With their long-range target already in sight — a playoff berth next Spring — the Islanders have started what figures to be a chain reaction of positive moves from here to training camp.
The opening decision was the naming of Luke Richardson as Assistant Coach under Head Coach Doug Weight.
— New York Islanders (@NYIslanders) May 18, 2017
Meanwhile, the Sabres new General Manager, Jason Botterill, continues his pursuit of a bench boss to replace Dan Bylsma.
While it was rumored for at least a week, the hiring of Richardson, 48, looms as a major plus for the Brooklynites.
High among the move’s assets is the fact that Weight and Richardson figure to unite like perfectly-meshed gears.
“Luke brings a tireless work ethic and outstanding character to our organization,” said Weight in a prepared statement. “He’ll have his hands on every aspect of the team, including our systems, skill development and team culture.
“His coaching experience, including four years running an organization as Head Coach in Binghamton, make him an excellent addition to our staff.”
On the Sabres side, according to Buffalo News reporter John Vogl, Jason Botterill would like to have a coach in place before the June Draft. Having a coach with previous NHL experience may be useful, but not a priority.
“It’s not a necessity,” Botterill told Vogl, “but I do see it as value. You can develop as an AHL coach, but the scrutiny from fans, media and the organization at the NHL level; how do you handle that?

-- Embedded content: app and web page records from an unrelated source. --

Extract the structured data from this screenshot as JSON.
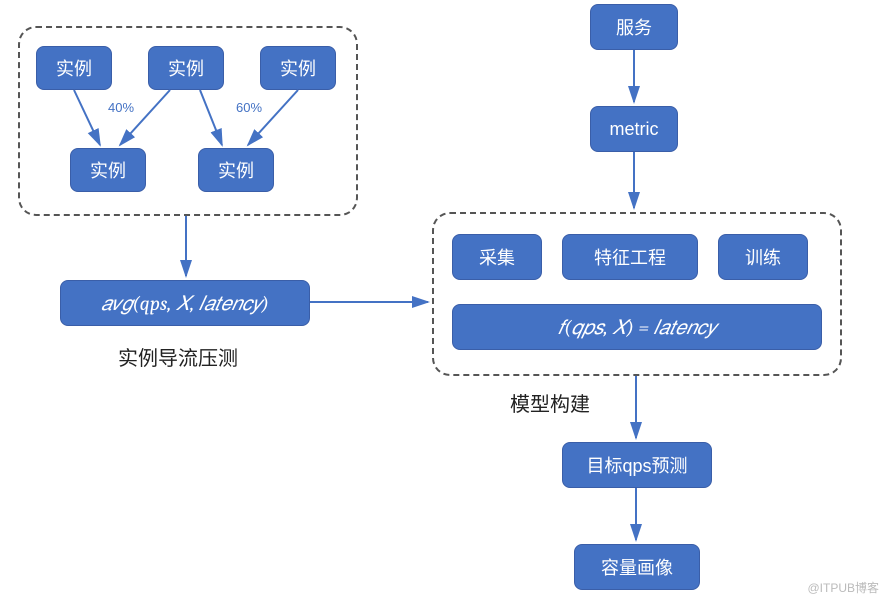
{
  "left_group": {
    "instance1": "实例",
    "instance2": "实例",
    "instance3": "实例",
    "instance4": "实例",
    "instance5": "实例",
    "pct_left": "40%",
    "pct_right": "60%"
  },
  "avg_box": "𝑎𝑣𝑔(qps, 𝑋, 𝑙𝑎𝑡𝑒𝑛𝑐𝑦)",
  "left_caption": "实例导流压测",
  "right_top": {
    "service": "服务",
    "metric": "metric"
  },
  "model_group": {
    "collect": "采集",
    "feature": "特征工程",
    "train": "训练",
    "formula": "𝑓(𝑞𝑝𝑠, 𝑋) = 𝑙𝑎𝑡𝑒𝑛𝑐𝑦"
  },
  "model_caption": "模型构建",
  "predict": "目标qps预测",
  "capacity": "容量画像",
  "watermark": "@ITPUB博客"
}
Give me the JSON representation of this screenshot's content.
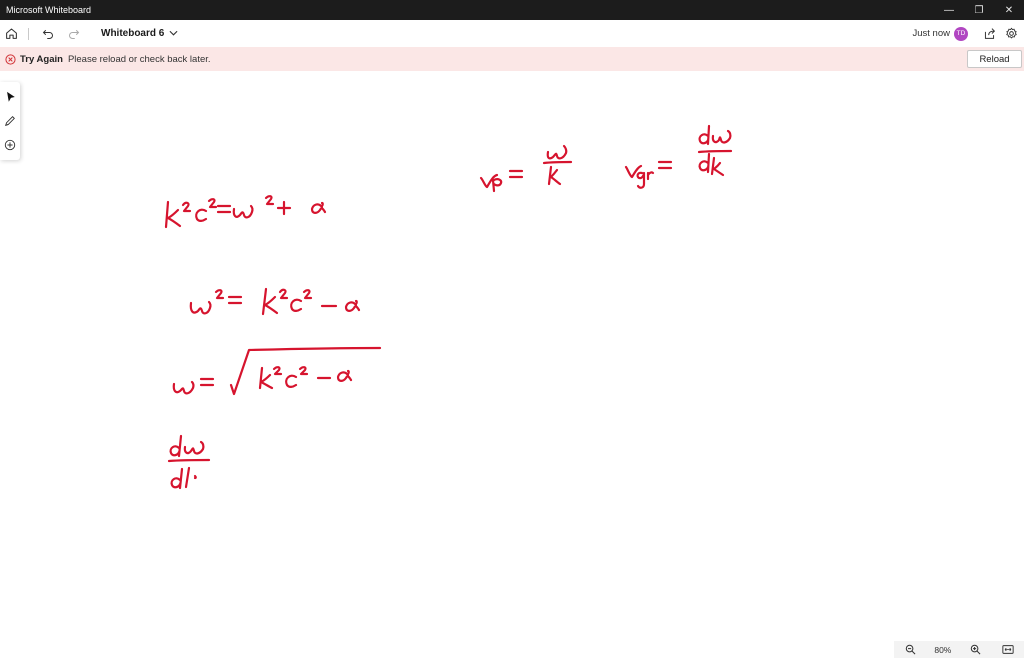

“The expectation to win is much greater. That said, I’m not going to limit who we look at.”
Among the names being bruited about include Ralph Krueger, former coach of the Edmonton Oilers who led Team Europe to the title game at the World Cup of Hockey.
Krueger’s name has been discussed by several teams, although he now is chairman of the Southampton Football Club in the English PremierLeague.
Meanwhile, Ryan Kennedy, writing in The Hockey News, suggests that the Washington Capitals associate coach, Todd Reirden, would be a good candidate for the Sabres head coaching position.
Reirden also has a Buffalo past, having been an assistant under Bylsma.
As for Richardson, his lengthy NHL workmanlike career inspired kudos galore.
As a player, Richardson appeared in 1,417 regular-season NHL games from 1987-2008 with six different teams, totaling 201 points (35 goals, 166 assists). The defenseman added eight assists in 69 Stanley Cup playoff games. Richardson won gold with Team Canada at the 1994 World Championship and added a silver medal in 1996.
What did critics think of Richardson, the player? Andrew Podnieks, author of “Players: The Ultimate A-Z Guide Of Everyone Who Has Ever Played In the NHL,” offered the following appraisal.
“Edmonton turned him into a solid defenseman and, in Philadelphia, he positively shone. Imagine the irony when, in the summer of 2000, he became a free agent. Not only did Toronto seek his services, it was prepared to offer $2-million a year!
“As it was, he re-signed with the Flyers, and although he did not have a spectacular career, Richardson made himself at home in the NHL with his physical play and his play inside his own blue line.”
Among Richardson’s traits, a few stand out for The Maven.
One was — and is — that he sees things clearly and sees them whole. Plus, he possesses superior hockey insights and, last but not least, Richardson’s personality will work wonders with the young Islanders and veterans.
My own experience with Luke goes back a long way. But if four little words can sum up the Islanders superior addition, here they are: he’s a class act!